An MA in Creative Writing? At my age? What would the other students think? What would they see when they looked at me? After a stern pep-talk from Daughter and a third outfit change I was ready to face them all.
On campus I was surrounded by students wearing red lanyards, bearing their plastic encoded ID. It was over 30 years since I had graduated from Leicester University. There were no plastic encoded cards in those days, never mind lanyards around people’s necks. Doors were opened with keys, metal ones, and our student ID card was just that, a card, folded into a booklet with our photograph stuck inside. I still have my old ones and have been known to use them as after-dinner entertainment. It was the hair. Year 1 shows me with straight, dare I say, boring hair. In Year 2 it had become a little more ruffled but by Year 3 I was sporting a full-blown, shoulder-length, curly perm, chestnut black with a hint of red.
Just the sight of all those red lanyards made me childishly enthusiastic at the thought of sporting my very own. The large hall in the Charles Wilson Building was set up as a temporary ID issue point. From the door I could see members of staff handing over lanyards with the regularity of a car production line but, as I entered the hall, I was stopped by a security guard.
“Can I help you, Madam?”
“I’ve come to collect my ID card.”
“You mean, you’re collecting one for somebody else?”
My eyes narrowed. “No, it’s for me.” I was trying to keep the anger from my voice.
“Oh!” he said. “How…”
“Don’t!” I snapped but he continued anyway.
“How very brave of you. Well done.”
I was lost for a suitably stinging retort.

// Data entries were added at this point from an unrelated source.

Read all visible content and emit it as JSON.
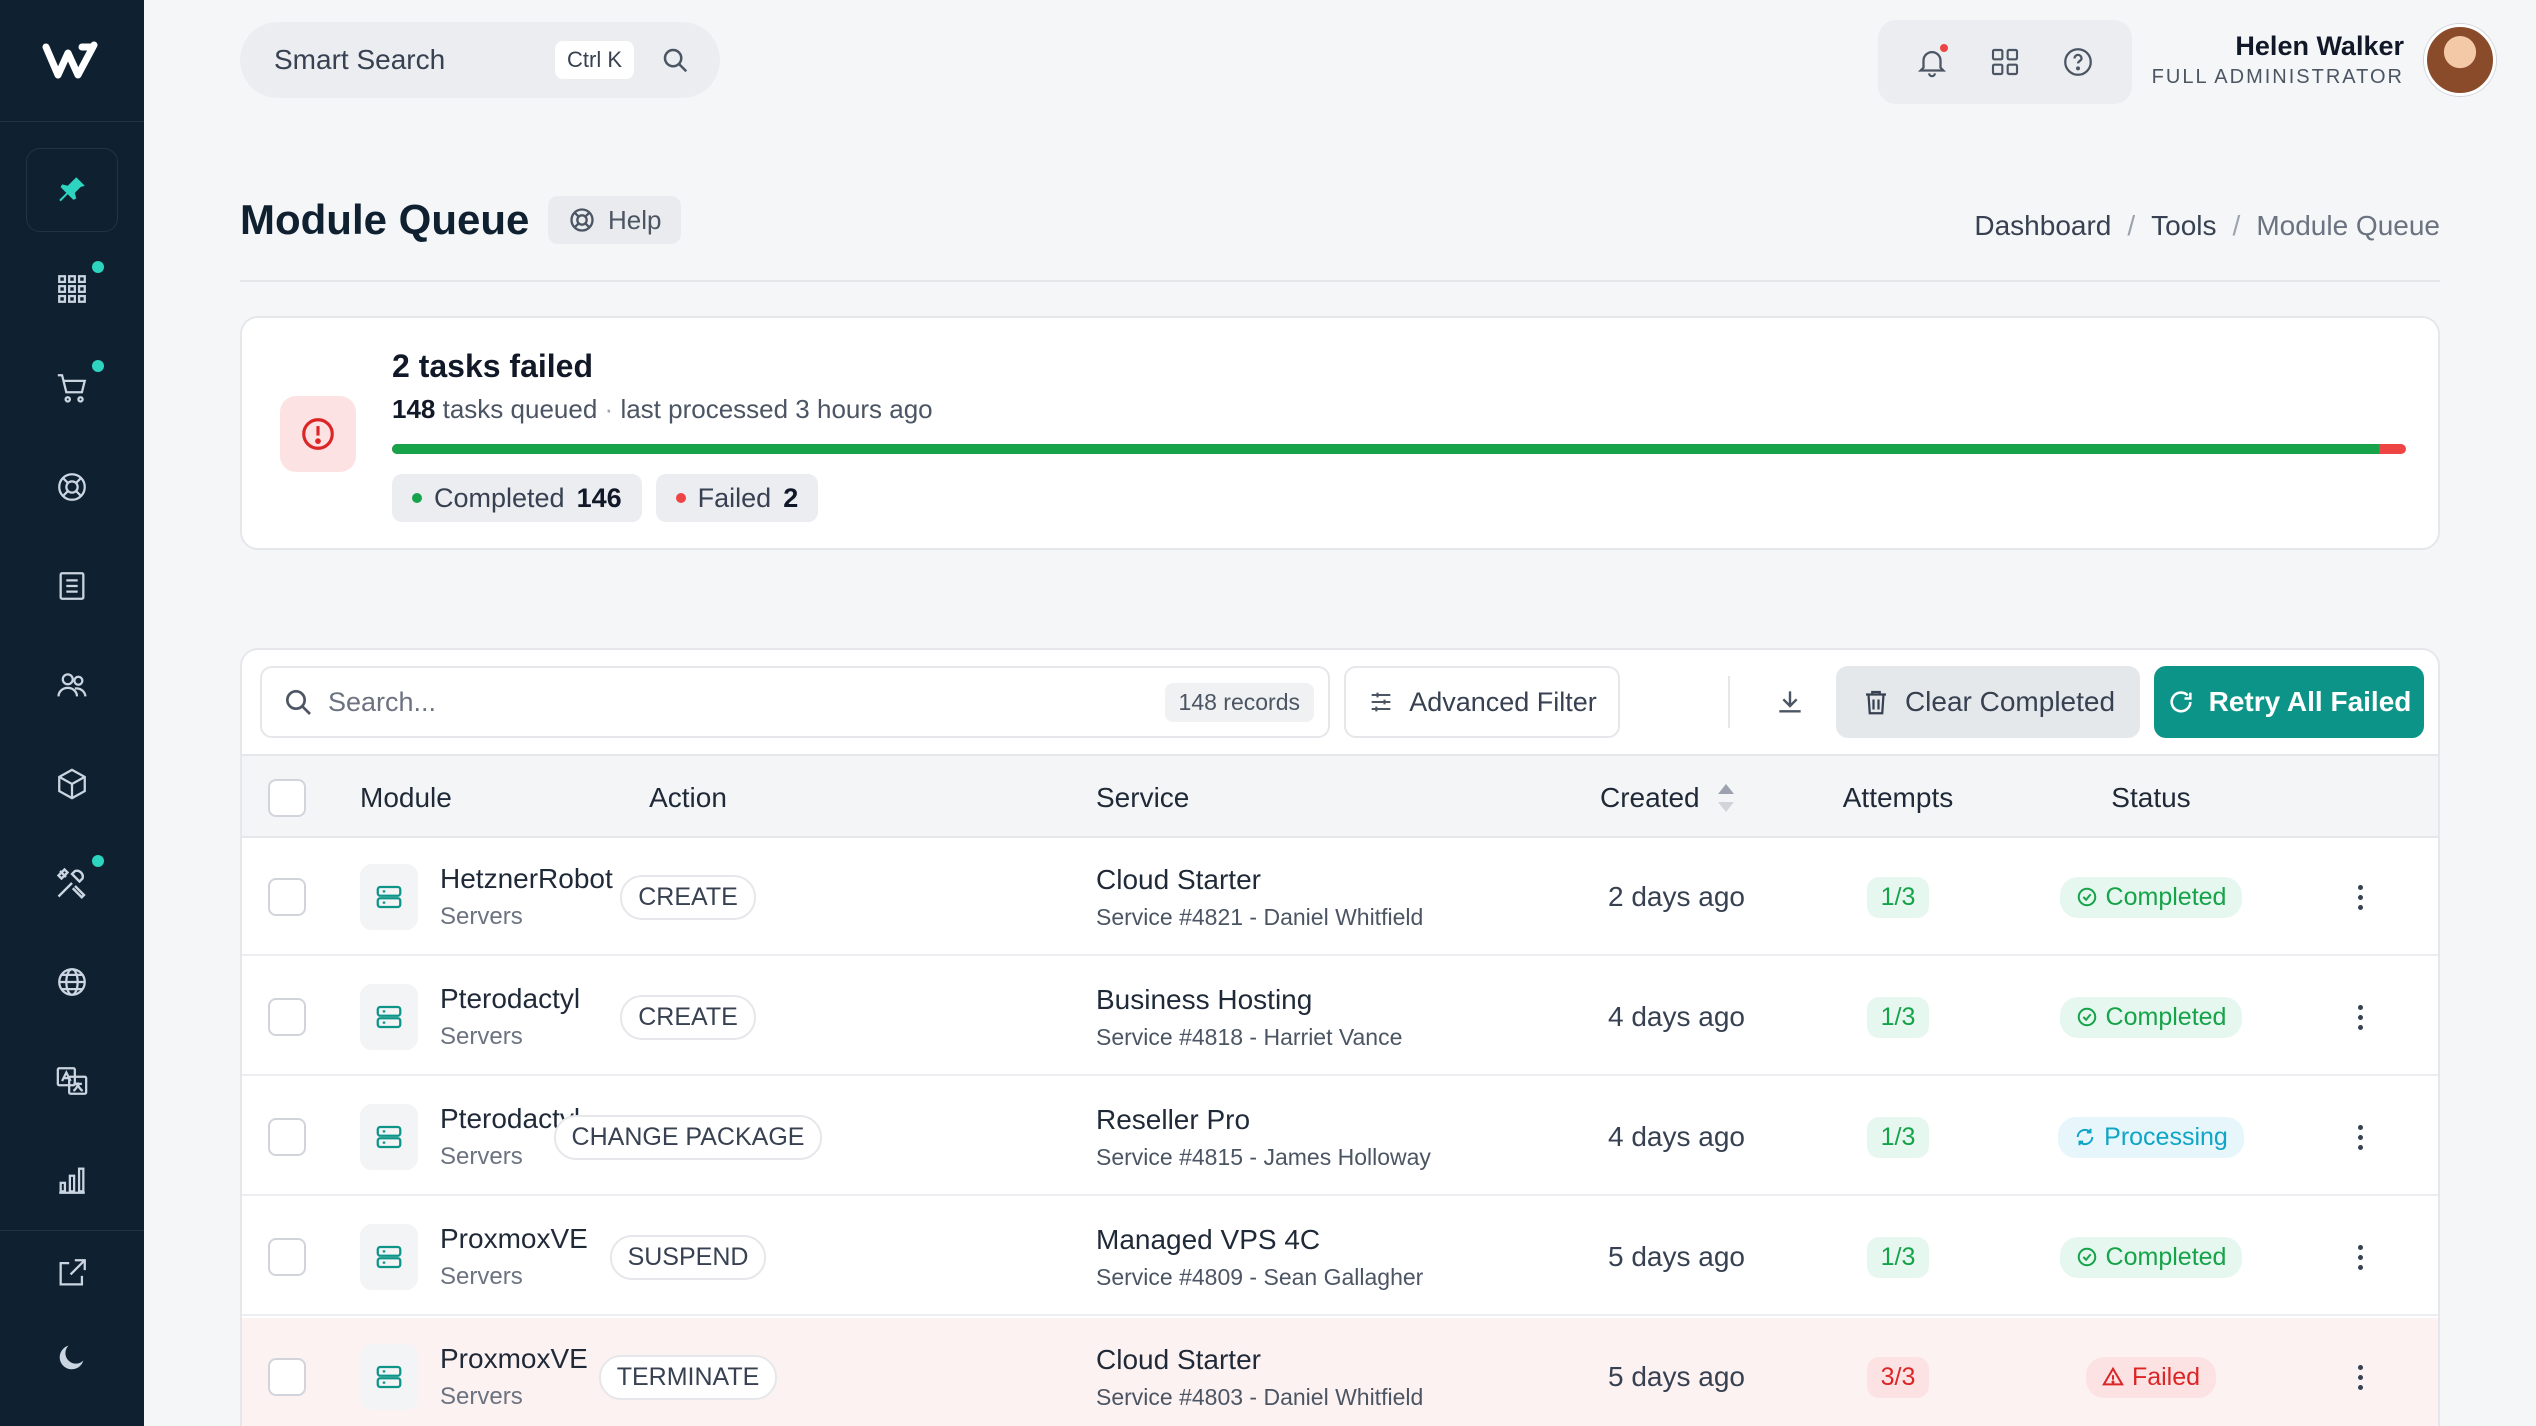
{
  "topbar": {
    "search_label": "Smart Search",
    "search_shortcut": "Ctrl K",
    "user": {
      "name": "Helen Walker",
      "role": "FULL ADMINISTRATOR"
    }
  },
  "header": {
    "title": "Module Queue",
    "help_label": "Help",
    "breadcrumb": [
      "Dashboard",
      "Tools",
      "Module Queue"
    ]
  },
  "summary": {
    "title": "2 tasks failed",
    "queued_count": "148",
    "queued_label": "tasks queued",
    "separator": "·",
    "last_processed": "last processed 3 hours ago",
    "progress_completed_fraction": 0.9865,
    "completed_label": "Completed",
    "completed_count": "146",
    "failed_label": "Failed",
    "failed_count": "2",
    "colors": {
      "completed": "#16a34a",
      "failed": "#ef4444"
    }
  },
  "toolbar": {
    "search_placeholder": "Search...",
    "records": "148 records",
    "advanced_filter": "Advanced Filter",
    "clear_completed": "Clear Completed",
    "retry_all_failed": "Retry All Failed",
    "accent": "#0d9488"
  },
  "table": {
    "columns": [
      "Module",
      "Action",
      "Service",
      "Created",
      "Attempts",
      "Status"
    ],
    "rows": [
      {
        "module": "HetznerRobot",
        "category": "Servers",
        "action": "CREATE",
        "service": "Cloud Starter",
        "service_detail": "Service #4821 - Daniel Whitfield",
        "created": "2 days ago",
        "attempts": "1/3",
        "status": "Completed"
      },
      {
        "module": "Pterodactyl",
        "category": "Servers",
        "action": "CREATE",
        "service": "Business Hosting",
        "service_detail": "Service #4818 - Harriet Vance",
        "created": "4 days ago",
        "attempts": "1/3",
        "status": "Completed"
      },
      {
        "module": "Pterodactyl",
        "category": "Servers",
        "action": "CHANGE PACKAGE",
        "service": "Reseller Pro",
        "service_detail": "Service #4815 - James Holloway",
        "created": "4 days ago",
        "attempts": "1/3",
        "status": "Processing"
      },
      {
        "module": "ProxmoxVE",
        "category": "Servers",
        "action": "SUSPEND",
        "service": "Managed VPS 4C",
        "service_detail": "Service #4809 - Sean Gallagher",
        "created": "5 days ago",
        "attempts": "1/3",
        "status": "Completed"
      },
      {
        "module": "ProxmoxVE",
        "category": "Servers",
        "action": "TERMINATE",
        "service": "Cloud Starter",
        "service_detail": "Service #4803 - Daniel Whitfield",
        "created": "5 days ago",
        "attempts": "3/3",
        "status": "Failed"
      }
    ]
  },
  "sidebar": {
    "items": [
      "pin-icon",
      "apps-grid-icon",
      "cart-icon",
      "support-icon",
      "invoice-icon",
      "users-icon",
      "box-icon",
      "tools-icon",
      "globe-icon",
      "translate-icon",
      "chart-icon"
    ],
    "bottom": [
      "external-link-icon",
      "moon-icon"
    ]
  }
}
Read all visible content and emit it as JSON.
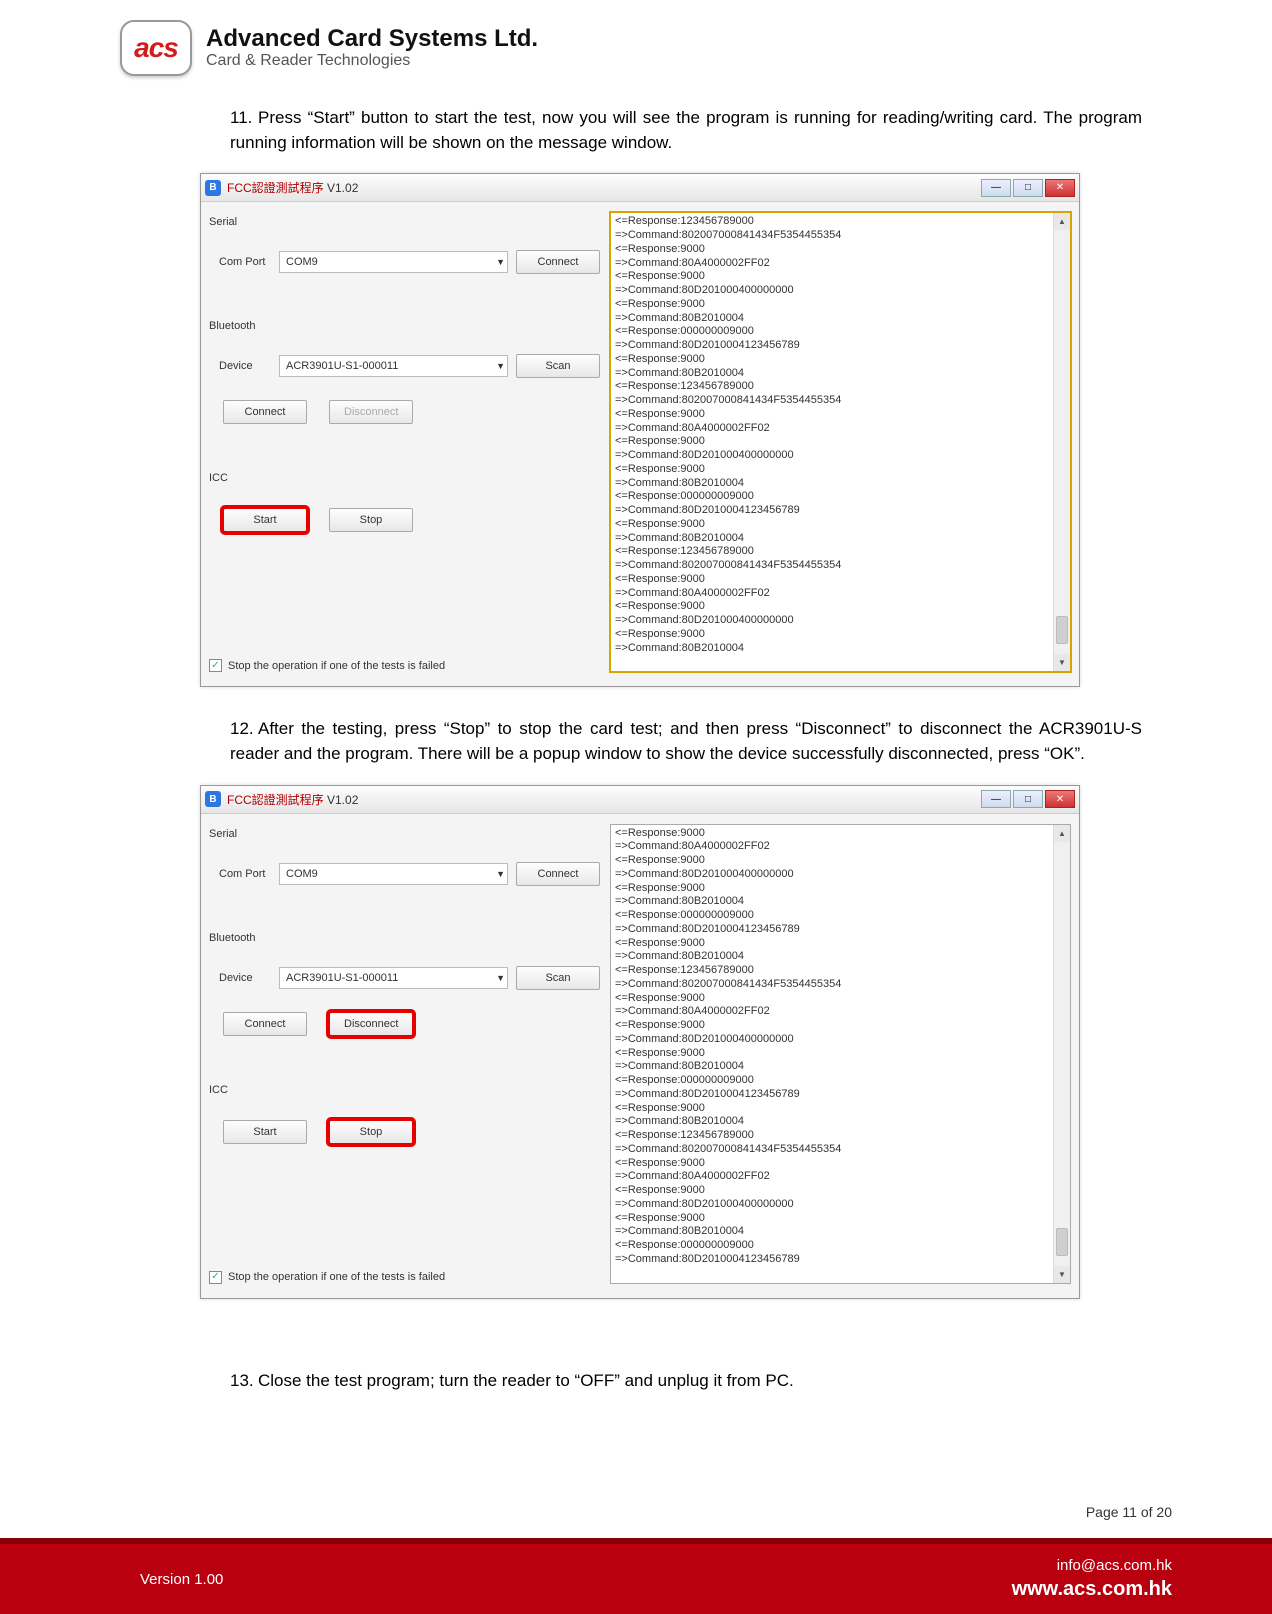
{
  "company": {
    "logo": "acs",
    "name": "Advanced Card Systems Ltd.",
    "sub": "Card & Reader Technologies"
  },
  "steps": {
    "s11": {
      "num": "11.",
      "text": "Press “Start” button to start the test, now you will see the program is running for reading/writing card. The program running information will be shown on the message window."
    },
    "s12": {
      "num": "12.",
      "text": "After the testing, press “Stop” to stop the card test; and then press “Disconnect” to disconnect the ACR3901U-S  reader and the program. There will  be a popup window to show the device successfully disconnected, press “OK”."
    },
    "s13": {
      "num": "13.",
      "text": "Close the test program; turn the reader to “OFF” and unplug it from PC."
    }
  },
  "win": {
    "title_cn": "FCC認證測試程序",
    "title_ver": " V1.02",
    "serial": "Serial",
    "comport": "Com Port",
    "comval": "COM9",
    "connect": "Connect",
    "bluetooth": "Bluetooth",
    "device": "Device",
    "devval": "ACR3901U-S1-000011",
    "scan": "Scan",
    "disconnect": "Disconnect",
    "icc": "ICC",
    "start": "Start",
    "stop": "Stop",
    "checklabel": "Stop the operation if one of the tests is failed"
  },
  "log1": [
    "<=Response:123456789000",
    "=>Command:802007000841434F5354455354",
    "<=Response:9000",
    "=>Command:80A4000002FF02",
    "<=Response:9000",
    "=>Command:80D201000400000000",
    "<=Response:9000",
    "=>Command:80B2010004",
    "<=Response:000000009000",
    "=>Command:80D2010004123456789",
    "<=Response:9000",
    "=>Command:80B2010004",
    "<=Response:123456789000",
    "=>Command:802007000841434F5354455354",
    "<=Response:9000",
    "=>Command:80A4000002FF02",
    "<=Response:9000",
    "=>Command:80D201000400000000",
    "<=Response:9000",
    "=>Command:80B2010004",
    "<=Response:000000009000",
    "=>Command:80D2010004123456789",
    "<=Response:9000",
    "=>Command:80B2010004",
    "<=Response:123456789000",
    "=>Command:802007000841434F5354455354",
    "<=Response:9000",
    "=>Command:80A4000002FF02",
    "<=Response:9000",
    "=>Command:80D201000400000000",
    "<=Response:9000",
    "=>Command:80B2010004"
  ],
  "log2": [
    "<=Response:9000",
    "=>Command:80A4000002FF02",
    "<=Response:9000",
    "=>Command:80D201000400000000",
    "<=Response:9000",
    "=>Command:80B2010004",
    "<=Response:000000009000",
    "=>Command:80D2010004123456789",
    "<=Response:9000",
    "=>Command:80B2010004",
    "<=Response:123456789000",
    "=>Command:802007000841434F5354455354",
    "<=Response:9000",
    "=>Command:80A4000002FF02",
    "<=Response:9000",
    "=>Command:80D201000400000000",
    "<=Response:9000",
    "=>Command:80B2010004",
    "<=Response:000000009000",
    "=>Command:80D2010004123456789",
    "<=Response:9000",
    "=>Command:80B2010004",
    "<=Response:123456789000",
    "=>Command:802007000841434F5354455354",
    "<=Response:9000",
    "=>Command:80A4000002FF02",
    "<=Response:9000",
    "=>Command:80D201000400000000",
    "<=Response:9000",
    "=>Command:80B2010004",
    "<=Response:000000009000",
    "=>Command:80D2010004123456789"
  ],
  "pagenum": "Page 11 of 20",
  "footer": {
    "version": "Version 1.00",
    "email": "info@acs.com.hk",
    "web": "www.acs.com.hk"
  }
}
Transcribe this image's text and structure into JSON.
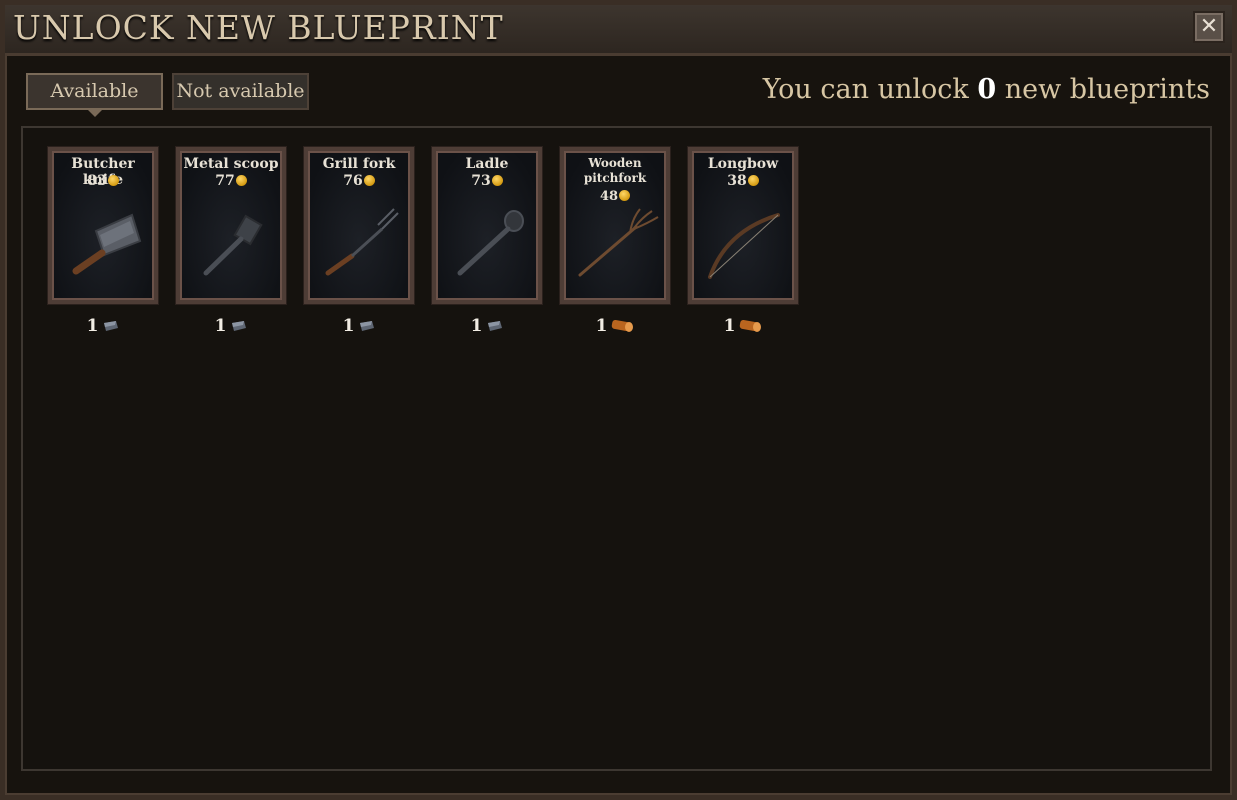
{
  "window": {
    "title": "UNLOCK NEW BLUEPRINT"
  },
  "tabs": [
    {
      "label": "Available",
      "active": true
    },
    {
      "label": "Not available",
      "active": false
    }
  ],
  "unlock_info": {
    "prefix": "You can unlock",
    "count": "0",
    "suffix": "new blueprints"
  },
  "blueprints": [
    {
      "name": "Butcher knife",
      "price": "83",
      "cost_qty": "1",
      "cost_material": "iron-ingot-icon",
      "art": "cleaver-icon"
    },
    {
      "name": "Metal scoop",
      "price": "77",
      "cost_qty": "1",
      "cost_material": "iron-ingot-icon",
      "art": "scoop-icon"
    },
    {
      "name": "Grill fork",
      "price": "76",
      "cost_qty": "1",
      "cost_material": "iron-ingot-icon",
      "art": "fork-icon"
    },
    {
      "name": "Ladle",
      "price": "73",
      "cost_qty": "1",
      "cost_material": "iron-ingot-icon",
      "art": "ladle-icon"
    },
    {
      "name": "Wooden pitchfork",
      "price": "48",
      "cost_qty": "1",
      "cost_material": "wood-log-icon",
      "art": "pitchfork-icon"
    },
    {
      "name": "Longbow",
      "price": "38",
      "cost_qty": "1",
      "cost_material": "wood-log-icon",
      "art": "bow-icon"
    }
  ],
  "icons": {
    "close": "close-icon",
    "currency": "gold-coin-icon"
  },
  "colors": {
    "accent_text": "#d7c6a4",
    "coin": "#e0a81c",
    "wood": "#c8752b",
    "iron": "#5a6270"
  }
}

“I’m doing an MA!” I barked as if that explained it all, as if there was anything that needed explaining. I thrust my head up and strode past him into the hall. I queued at the wrong desk and then, lanyard hanging awkwardly around my neck, tried to exit through the entrance door. It took a coffee, a strong one, for me to half-recover but I was still seething. I needed a good experience to end the day. Would I find it in the library?
I now had my seemingly endless reading list and I asked the librarian how many books I could take out. She checked my ID card and replied, but it was noisy in the reception area and, please remember, I’m not as young as I was.
“Pardon?” I said. “Did you say 14 books?”
“No,” she grinned. “I said 40.”
Forty books! A perfect end to an almost perfect day. MA in Creative Writing? I’m ready for you now.